The second section of the book written by Wendy Doniger O'Flaherty relates the various theories which have been proposed to explain the origin of soma. Among others the author discusses theories that linked soma to alcohol and to bhang (marijuana) in ancient Persia. The author relates the development of these theories among Europeans as they sought to understand primitive Indo-European origins in the Nineteenth Century.

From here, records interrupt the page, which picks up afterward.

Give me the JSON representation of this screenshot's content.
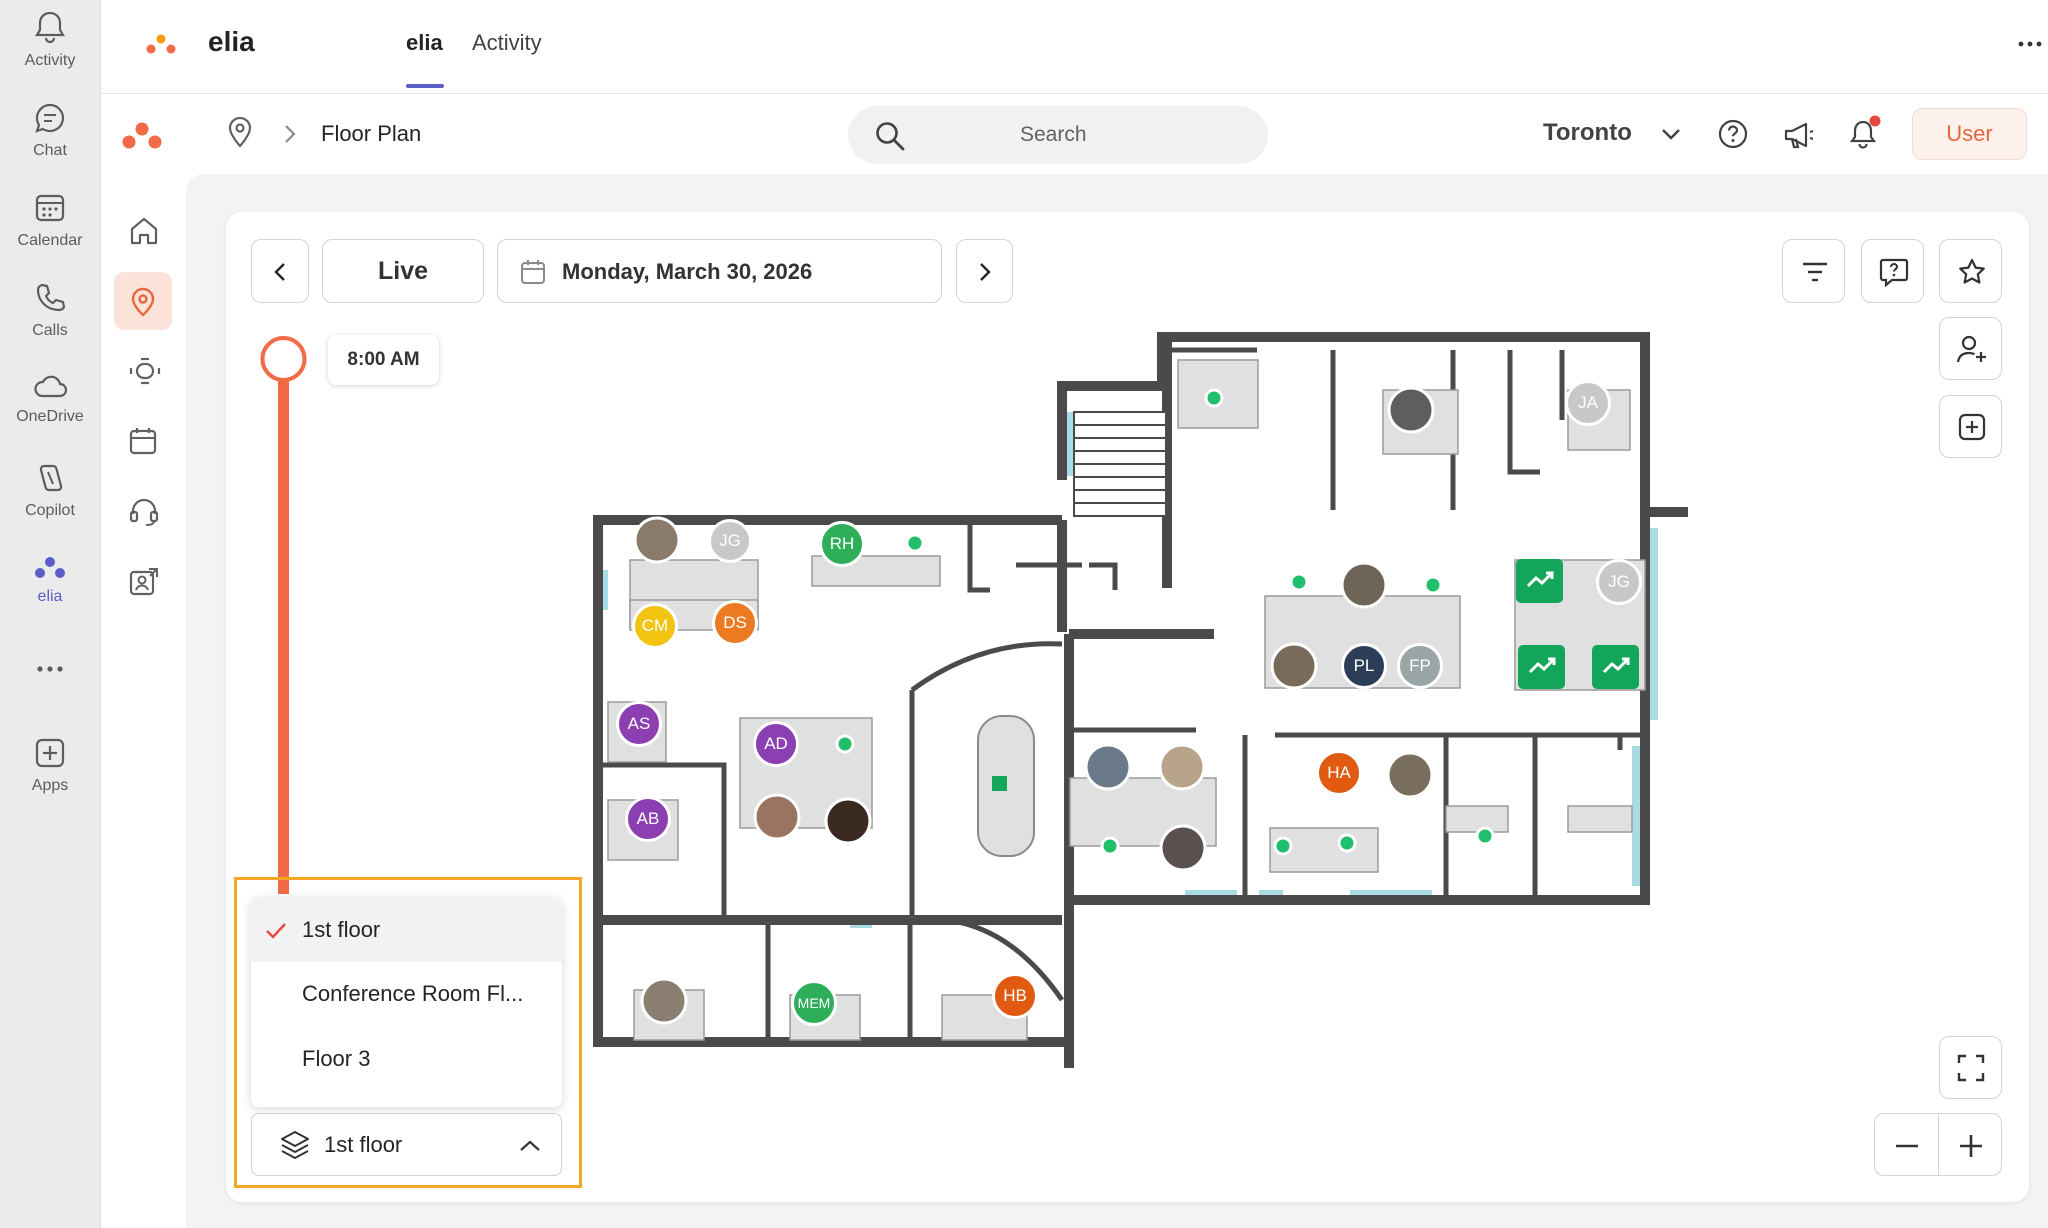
{
  "rail": {
    "items": [
      {
        "label": "Activity",
        "icon": "bell-icon"
      },
      {
        "label": "Chat",
        "icon": "chat-icon"
      },
      {
        "label": "Calendar",
        "icon": "calendar-icon"
      },
      {
        "label": "Calls",
        "icon": "phone-icon"
      },
      {
        "label": "OneDrive",
        "icon": "cloud-icon"
      },
      {
        "label": "Copilot",
        "icon": "copilot-icon"
      },
      {
        "label": "elia",
        "icon": "elia-icon",
        "active": true
      },
      {
        "label": "",
        "icon": "more-icon"
      },
      {
        "label": "Apps",
        "icon": "add-apps-icon"
      }
    ]
  },
  "topbar": {
    "app_name": "elia",
    "tabs": [
      {
        "label": "elia",
        "active": true
      },
      {
        "label": "Activity"
      }
    ]
  },
  "header": {
    "breadcrumb_title": "Floor Plan",
    "search_placeholder": "Search",
    "location": "Toronto",
    "user_label": "User",
    "notification_dot_color": "#e8483f"
  },
  "toolbar": {
    "live_label": "Live",
    "date_label": "Monday, March 30, 2026",
    "time_label": "8:00 AM"
  },
  "floor_selector": {
    "options": [
      "1st floor",
      "Conference Room Fl...",
      "Floor 3"
    ],
    "selected": "1st floor"
  },
  "floorplan": {
    "people": [
      {
        "initials": "JG",
        "color": "#c8c8c8"
      },
      {
        "initials": "RH",
        "color": "#2eae58"
      },
      {
        "initials": "CM",
        "color": "#f2c311"
      },
      {
        "initials": "DS",
        "color": "#ec7a22"
      },
      {
        "initials": "AS",
        "color": "#8c3fb0"
      },
      {
        "initials": "AD",
        "color": "#8c3fb0"
      },
      {
        "initials": "AB",
        "color": "#8c3fb0"
      },
      {
        "initials": "MEM",
        "color": "#2eae58"
      },
      {
        "initials": "HB",
        "color": "#e05a12"
      },
      {
        "initials": "PL",
        "color": "#2c3e57"
      },
      {
        "initials": "FP",
        "color": "#9aa5a5"
      },
      {
        "initials": "JG",
        "color": "#c8c8c8"
      },
      {
        "initials": "JA",
        "color": "#c8c8c8"
      },
      {
        "initials": "HA",
        "color": "#e05a12"
      }
    ]
  },
  "colors": {
    "accent": "#f26b47",
    "teams_purple": "#5b5fc7",
    "available_green": "#1fbf6b",
    "wall": "#4a4a4a",
    "window": "#a9dbe3"
  }
}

The third section of the book discusses the mushroom in Siberia among the shamans, but also the mushroom in Europe. The author notes the practice of the shamans of drinking the urine of an individual who had consumed the hallucinogenic mushroom. He also argues contrary to the beliefs of the comparativist Mircea Eliade that drug use among shamans does not represent a form of decadence and degeneration. Among the Europeans, the author notes the mycophobic tendencies of Western Europeans, arguing that they refer to the mushroom as the "toadstool" and look upon it with disgust. The frog and the snake are also seen as symbols associated with the mushroom and have traditionally been viewed as evil creatures. In contrast, Victorians came to see the toad as a benign creature. The author argues that the mushroom played no role in the development of the Celtic peoples and among the Germans. He also suggests that contrary to a thesis advanced by certain others that the beserk rage of the Scandinavian warriors was not linked to the fly agaric. In addition, while presenting a picture of an early Christian fresco depicting a "mushroom tree" in the Garden of Eden, the author argues that this is not the hallucinogenic mushroom and that the early Christians were not a mushroom cult. There is little reason to think that the Tree of Knowledge represented the hallucinogenic mushroom.
The book concludes with various exhibits from the writings of different individuals referencing the Siberian use of the mushroom. The author also exhibits writings showing the controversy surrounding the alleged use of the mushroom among Scandinavian warriors. Interestingly, during the Second World War, it was rumored that certain Russian soldiers partook of the mushroom in order to provoke battle lust amongst them.
This book provides a fascinating account of the "divine mushroom of immortality". It is an important contribution to our understanding of primitive religion and the role that hallucinogenic substances play in the development of that belief.